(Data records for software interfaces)

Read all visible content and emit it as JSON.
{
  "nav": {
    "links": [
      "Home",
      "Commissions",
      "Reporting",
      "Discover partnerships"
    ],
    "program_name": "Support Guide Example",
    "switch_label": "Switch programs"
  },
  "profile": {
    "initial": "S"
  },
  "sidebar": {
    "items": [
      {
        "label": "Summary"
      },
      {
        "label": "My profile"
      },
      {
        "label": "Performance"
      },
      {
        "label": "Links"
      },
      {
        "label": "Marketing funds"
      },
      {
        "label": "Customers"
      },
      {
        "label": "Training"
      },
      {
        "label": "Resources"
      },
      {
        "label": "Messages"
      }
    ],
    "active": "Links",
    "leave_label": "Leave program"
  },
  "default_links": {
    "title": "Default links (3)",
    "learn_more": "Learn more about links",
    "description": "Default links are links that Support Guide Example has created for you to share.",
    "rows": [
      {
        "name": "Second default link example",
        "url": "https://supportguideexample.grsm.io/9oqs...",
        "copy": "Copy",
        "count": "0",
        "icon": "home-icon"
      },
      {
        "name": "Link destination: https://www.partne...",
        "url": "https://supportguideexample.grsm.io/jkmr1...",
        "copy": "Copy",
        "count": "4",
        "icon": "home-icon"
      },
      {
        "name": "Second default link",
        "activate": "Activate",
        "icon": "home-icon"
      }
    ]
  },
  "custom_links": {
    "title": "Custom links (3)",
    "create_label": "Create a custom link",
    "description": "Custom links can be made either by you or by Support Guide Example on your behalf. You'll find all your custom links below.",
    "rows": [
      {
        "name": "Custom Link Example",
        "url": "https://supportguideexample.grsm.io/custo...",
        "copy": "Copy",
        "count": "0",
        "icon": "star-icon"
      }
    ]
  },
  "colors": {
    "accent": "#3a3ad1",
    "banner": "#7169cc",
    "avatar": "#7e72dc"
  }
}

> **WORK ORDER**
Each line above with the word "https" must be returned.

> **SOLUTION FOR THIS PROBLEM**
        "url": "https://supportguideexample.grsm.io/9oqs...",
        "name": "Link destination: https://www.partne...",
        "url": "https://supportguideexample.grsm.io/jkmr1...",
        "url": "https://supportguideexample.grsm.io/custo...",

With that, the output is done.